WHAT IS BEING ASKED: Report the lines of the material that carry the string "created".

DATA TO EXAMINE:
==*==

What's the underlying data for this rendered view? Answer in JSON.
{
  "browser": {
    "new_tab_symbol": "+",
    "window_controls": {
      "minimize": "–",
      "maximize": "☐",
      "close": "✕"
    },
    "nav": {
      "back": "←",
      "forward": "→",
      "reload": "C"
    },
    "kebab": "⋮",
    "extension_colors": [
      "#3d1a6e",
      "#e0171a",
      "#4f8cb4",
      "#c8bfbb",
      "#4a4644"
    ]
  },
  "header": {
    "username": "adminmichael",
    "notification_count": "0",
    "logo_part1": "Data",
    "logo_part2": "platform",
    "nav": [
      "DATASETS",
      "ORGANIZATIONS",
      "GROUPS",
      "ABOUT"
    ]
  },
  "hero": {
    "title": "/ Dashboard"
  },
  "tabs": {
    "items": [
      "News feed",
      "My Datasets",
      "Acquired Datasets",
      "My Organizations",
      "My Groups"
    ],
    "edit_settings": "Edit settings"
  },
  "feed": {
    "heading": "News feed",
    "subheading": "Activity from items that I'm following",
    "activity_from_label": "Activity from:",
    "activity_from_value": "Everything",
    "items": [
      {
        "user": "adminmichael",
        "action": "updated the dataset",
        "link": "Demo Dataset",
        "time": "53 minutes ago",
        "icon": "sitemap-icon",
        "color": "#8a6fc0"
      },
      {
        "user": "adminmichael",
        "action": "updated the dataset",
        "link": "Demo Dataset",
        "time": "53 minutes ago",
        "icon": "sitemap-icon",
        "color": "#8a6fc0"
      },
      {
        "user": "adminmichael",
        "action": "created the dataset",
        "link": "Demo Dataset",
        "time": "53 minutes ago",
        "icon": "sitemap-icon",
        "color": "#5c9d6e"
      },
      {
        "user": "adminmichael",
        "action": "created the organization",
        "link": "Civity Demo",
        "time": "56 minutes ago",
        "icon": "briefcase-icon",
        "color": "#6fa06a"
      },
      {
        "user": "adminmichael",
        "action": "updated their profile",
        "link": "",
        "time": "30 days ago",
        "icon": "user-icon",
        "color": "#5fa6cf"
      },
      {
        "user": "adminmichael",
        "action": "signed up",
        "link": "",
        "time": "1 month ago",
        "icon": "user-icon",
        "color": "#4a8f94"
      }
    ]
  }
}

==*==

RESULT OF THIS TASK:
        "action": "created the dataset",
        "action": "created the organization",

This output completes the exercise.